MADISON — Public health officers have been given extraordinary authority to deal with the pandemic, and these unelected bureaucrats haven’t been shy about using this unprecedented — and constitutionally questionable — power.
La Crosse County Health officials have for months been developing a plan to employ Isolation/Quarantine Enforcement Officers with the power to round up individuals who fail to follow lockdown orders.
They are particularly interested in locking down the homeless, a “special risk” population, according to emails and other communications obtained by Empower Wisconsin.
The documents were sought in an open records request by Bernardo Cueto, an Onalaska attorney who had serious concerns that La Crosse-area health officials, through their expanded powers, were violating civil rights.
La Crosse County, like many local jurisdictions nationwide, has been forced to deal with the thorny issue of transient populations during the pandemic. The internal emails, many from the start of the coronavirus outbreak, show government officials trying to get a handle on how to lockdown the homeless.
Health officials began asking, what happens if someone fails to comply with a quarantine order?
“What comes across after reading all of this is the absolute confusion over what to do,” Cueto said. “They don’t seem to know what they are doing. Also what comes across is the absolute power of the unelected health officer to order anyone she wants to be quarantined.”
Let the record show
In an April 7 email to all Health Department employees, Public Health Nursing Manager Jacqueline Cutts wrote about the risks the “highly mobile” pose when they are “unhoused.”
“If one of them becomes infected and is not identified quickly or is allowed to move freely, disease could spread to other homeless individuals and to surfaces throughout the community, including places like grocery stores and chain stores because they are among the few places that are still open,” Cutts wrote. “For this reason, the best evidence-based action is to ensure that homeless individuals are handled intentionally.”

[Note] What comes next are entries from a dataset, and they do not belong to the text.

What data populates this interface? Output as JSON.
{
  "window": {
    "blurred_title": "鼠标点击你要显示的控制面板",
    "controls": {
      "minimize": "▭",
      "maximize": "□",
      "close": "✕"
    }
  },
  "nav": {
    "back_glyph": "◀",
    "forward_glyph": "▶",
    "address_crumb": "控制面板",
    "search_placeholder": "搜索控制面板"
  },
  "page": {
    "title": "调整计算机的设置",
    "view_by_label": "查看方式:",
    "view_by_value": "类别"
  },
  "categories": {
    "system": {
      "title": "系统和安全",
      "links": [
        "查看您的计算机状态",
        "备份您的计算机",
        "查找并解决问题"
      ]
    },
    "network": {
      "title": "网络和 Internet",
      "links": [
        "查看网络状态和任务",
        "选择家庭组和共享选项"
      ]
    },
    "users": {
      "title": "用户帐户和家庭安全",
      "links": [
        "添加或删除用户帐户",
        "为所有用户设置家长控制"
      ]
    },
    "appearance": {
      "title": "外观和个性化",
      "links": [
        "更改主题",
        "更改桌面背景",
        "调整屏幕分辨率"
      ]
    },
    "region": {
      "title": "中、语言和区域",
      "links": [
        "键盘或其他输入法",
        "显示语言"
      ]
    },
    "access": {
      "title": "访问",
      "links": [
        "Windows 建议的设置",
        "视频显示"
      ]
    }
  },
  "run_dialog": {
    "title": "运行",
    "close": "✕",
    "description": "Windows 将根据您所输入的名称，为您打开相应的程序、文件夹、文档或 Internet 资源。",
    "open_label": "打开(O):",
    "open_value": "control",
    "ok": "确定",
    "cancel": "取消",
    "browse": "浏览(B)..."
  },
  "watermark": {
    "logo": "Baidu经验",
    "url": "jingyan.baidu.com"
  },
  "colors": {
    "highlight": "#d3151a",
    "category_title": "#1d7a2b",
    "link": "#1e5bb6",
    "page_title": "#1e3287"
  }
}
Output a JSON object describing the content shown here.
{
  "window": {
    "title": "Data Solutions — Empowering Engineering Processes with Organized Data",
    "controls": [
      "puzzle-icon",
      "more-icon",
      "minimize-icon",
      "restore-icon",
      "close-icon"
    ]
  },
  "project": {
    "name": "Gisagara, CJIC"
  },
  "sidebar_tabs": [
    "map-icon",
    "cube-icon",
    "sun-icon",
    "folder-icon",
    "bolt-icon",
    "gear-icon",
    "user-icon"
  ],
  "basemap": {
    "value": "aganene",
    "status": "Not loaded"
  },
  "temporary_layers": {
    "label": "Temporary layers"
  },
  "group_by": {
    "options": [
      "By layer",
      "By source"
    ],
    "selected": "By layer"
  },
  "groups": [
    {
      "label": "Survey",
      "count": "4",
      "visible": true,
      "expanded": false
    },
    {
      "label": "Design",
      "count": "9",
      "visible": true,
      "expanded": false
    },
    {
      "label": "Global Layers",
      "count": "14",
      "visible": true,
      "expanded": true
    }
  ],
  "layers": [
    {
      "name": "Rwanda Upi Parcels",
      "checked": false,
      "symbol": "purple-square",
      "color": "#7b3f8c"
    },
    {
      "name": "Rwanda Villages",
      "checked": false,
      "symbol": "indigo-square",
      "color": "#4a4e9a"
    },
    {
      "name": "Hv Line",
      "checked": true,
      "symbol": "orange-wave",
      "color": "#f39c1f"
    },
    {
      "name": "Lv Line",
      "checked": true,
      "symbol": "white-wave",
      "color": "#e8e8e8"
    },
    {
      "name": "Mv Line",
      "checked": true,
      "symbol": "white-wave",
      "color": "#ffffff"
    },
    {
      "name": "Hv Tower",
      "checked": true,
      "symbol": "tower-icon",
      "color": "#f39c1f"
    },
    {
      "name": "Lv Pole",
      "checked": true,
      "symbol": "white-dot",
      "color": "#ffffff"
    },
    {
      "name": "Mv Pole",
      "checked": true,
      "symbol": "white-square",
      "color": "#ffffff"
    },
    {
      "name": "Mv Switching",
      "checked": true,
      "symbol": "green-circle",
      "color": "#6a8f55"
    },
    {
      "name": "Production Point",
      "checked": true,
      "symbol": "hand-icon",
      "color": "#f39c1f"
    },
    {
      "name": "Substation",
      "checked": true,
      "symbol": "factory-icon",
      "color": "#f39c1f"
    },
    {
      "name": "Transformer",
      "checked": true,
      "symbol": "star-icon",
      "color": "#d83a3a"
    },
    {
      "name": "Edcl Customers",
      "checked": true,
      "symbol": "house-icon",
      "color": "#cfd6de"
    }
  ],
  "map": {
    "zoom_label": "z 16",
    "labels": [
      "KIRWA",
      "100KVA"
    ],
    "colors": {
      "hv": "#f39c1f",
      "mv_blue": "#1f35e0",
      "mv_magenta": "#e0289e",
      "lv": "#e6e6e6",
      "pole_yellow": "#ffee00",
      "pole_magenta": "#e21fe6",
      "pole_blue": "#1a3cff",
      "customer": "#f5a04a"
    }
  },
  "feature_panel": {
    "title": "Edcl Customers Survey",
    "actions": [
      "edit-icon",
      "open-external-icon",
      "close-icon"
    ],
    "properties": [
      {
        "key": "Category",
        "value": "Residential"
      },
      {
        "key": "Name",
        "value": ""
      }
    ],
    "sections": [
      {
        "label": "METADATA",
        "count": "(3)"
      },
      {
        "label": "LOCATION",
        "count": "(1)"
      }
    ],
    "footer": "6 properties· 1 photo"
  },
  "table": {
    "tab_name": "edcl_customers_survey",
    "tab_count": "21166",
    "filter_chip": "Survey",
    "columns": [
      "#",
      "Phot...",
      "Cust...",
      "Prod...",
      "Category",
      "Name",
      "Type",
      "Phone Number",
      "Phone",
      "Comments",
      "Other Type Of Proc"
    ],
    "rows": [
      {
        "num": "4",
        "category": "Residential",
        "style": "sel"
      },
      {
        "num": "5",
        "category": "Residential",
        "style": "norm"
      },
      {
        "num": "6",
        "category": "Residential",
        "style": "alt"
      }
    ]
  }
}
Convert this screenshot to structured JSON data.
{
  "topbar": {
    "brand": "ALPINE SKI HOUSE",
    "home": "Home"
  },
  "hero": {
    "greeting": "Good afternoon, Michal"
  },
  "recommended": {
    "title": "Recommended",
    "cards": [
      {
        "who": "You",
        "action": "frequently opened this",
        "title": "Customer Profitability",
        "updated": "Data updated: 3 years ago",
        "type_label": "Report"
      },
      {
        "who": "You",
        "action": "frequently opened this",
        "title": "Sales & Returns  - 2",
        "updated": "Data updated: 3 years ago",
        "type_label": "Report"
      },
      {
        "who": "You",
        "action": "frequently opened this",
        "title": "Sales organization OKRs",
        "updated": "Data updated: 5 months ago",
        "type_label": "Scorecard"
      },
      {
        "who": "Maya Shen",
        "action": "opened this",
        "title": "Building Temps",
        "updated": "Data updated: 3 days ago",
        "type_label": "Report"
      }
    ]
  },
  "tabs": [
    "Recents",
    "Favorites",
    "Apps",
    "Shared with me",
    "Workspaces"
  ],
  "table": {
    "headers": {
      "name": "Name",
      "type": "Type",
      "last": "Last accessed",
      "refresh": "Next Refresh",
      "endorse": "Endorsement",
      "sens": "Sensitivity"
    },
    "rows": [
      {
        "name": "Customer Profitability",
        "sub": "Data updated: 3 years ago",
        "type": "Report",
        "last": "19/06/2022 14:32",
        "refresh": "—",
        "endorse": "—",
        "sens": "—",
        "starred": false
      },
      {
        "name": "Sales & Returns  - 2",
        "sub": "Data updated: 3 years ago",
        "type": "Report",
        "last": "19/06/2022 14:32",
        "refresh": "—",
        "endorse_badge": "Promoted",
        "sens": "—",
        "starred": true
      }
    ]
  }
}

That means rounding them up and placing them at either the “isolation site” at the La Crosse Warming Center (Catholic Charities homeless shelter) for positive/symptomatic individuals or a quarantine site at the Ruth House(a women’s emergency homeless shelter) for “those who have known or unknown exposure and who are NOT yet symptomatic.”
The facilities, Cutts wrote, are not meant to serve as a nursing home or rehab facility.
Cutts’ email addressed concerns about volunteer and employee exposure to COVID-19 at the facilities. She noted the Center for Disease Control and Prevention advises that those wearing proper personal protective equipment, including an N95 mask, are “NOT considered to be at increased risk.”
“We consider the health and safety of our LCHD family to be of highest importance, and would never knowingly compromise your safety,” she wrote.
By early May, the health department was actively seeking candidates for Isolation/Quarantine Enforcement Officers.
In a May 4 email, La Crosse County Health Educator Brenda Hanson wrote that staff had phone contacts for three retired sheriff’s deputies, with two other pending. Ideally, she said, the department would hire as many as eight COVID cops.
“As soon as we finalize these documents/address anything I have overlooked … This will go to Corporation Counsel & I will contact the gentlemen to establish expectations and subsequently get them hired,” Hanson wrote to her health department colleagues.
The proposal calls for hiring enforcement personnel as county limited term employees.
The plan also calls for establishing a liaison with the local police department; “obtain restraints (e.g. handcuffs).” Handcuffs would be provided by the La Crosse County Sheriff’s Department or the La Crosse Police Department, according to the document.
Quarantine officers would be provided with La Crosse County Health Department emergency radios and a marked “enforcement vest.”
Under “Enforcement”, the proposal notes that non-compliant individuals will receive a fine for not more than $500 or up to 30 days imprisonment.
“Individual may be restrained in lieu of compliance,” the proposal notes.
Quarantine officers would make up to $30 an hour. Benefits include sick or injury coverage under workman’s compensation, food service “provided during shift; provided under isolation or quarantine”, and hotel accommodations for “officers where returning to home after exposure would expose other household members.”
The county bean counters must have had a change of heart, however. An ad posted on a government jobs page lists a wage of $25 an hour when the quarantine guards are on enforcement duty — $2 an hour when they are on-call during 12.5-hour shifts.
“This is an on-call, temporary position to guard established isolation/quarantine sites for those found to be at risk to the population relating to COVID-19. In the event an individual displays intent to violate communicable disease restrictions and/or orders, officers will be called in to enforce the orders and rules of the County Health Department or any local health officer,” the ad states.
One ad was posted on July 10. It’s not clear whether the COVID cops on are on the beat.
La Crosse County Health officials did not return Wisconsin Spotlight’s request for comment.
Several counties have proposed quarantine guards or officers in COVID-19 response ordinances, backed by sweeping state statutes dealing with communicable disease.
MacIver News Service on July 21 reported that of the eight counties known to be pitching the positions seven have either tabled or voted down the public health proposals. Door County passed an ordinance.
Marathon County supervisors originally talked about adding a provision that would allow ankle monitoring of COVID-19 “violators.” Hundreds of citizens turned out to express their opposition to the proposal.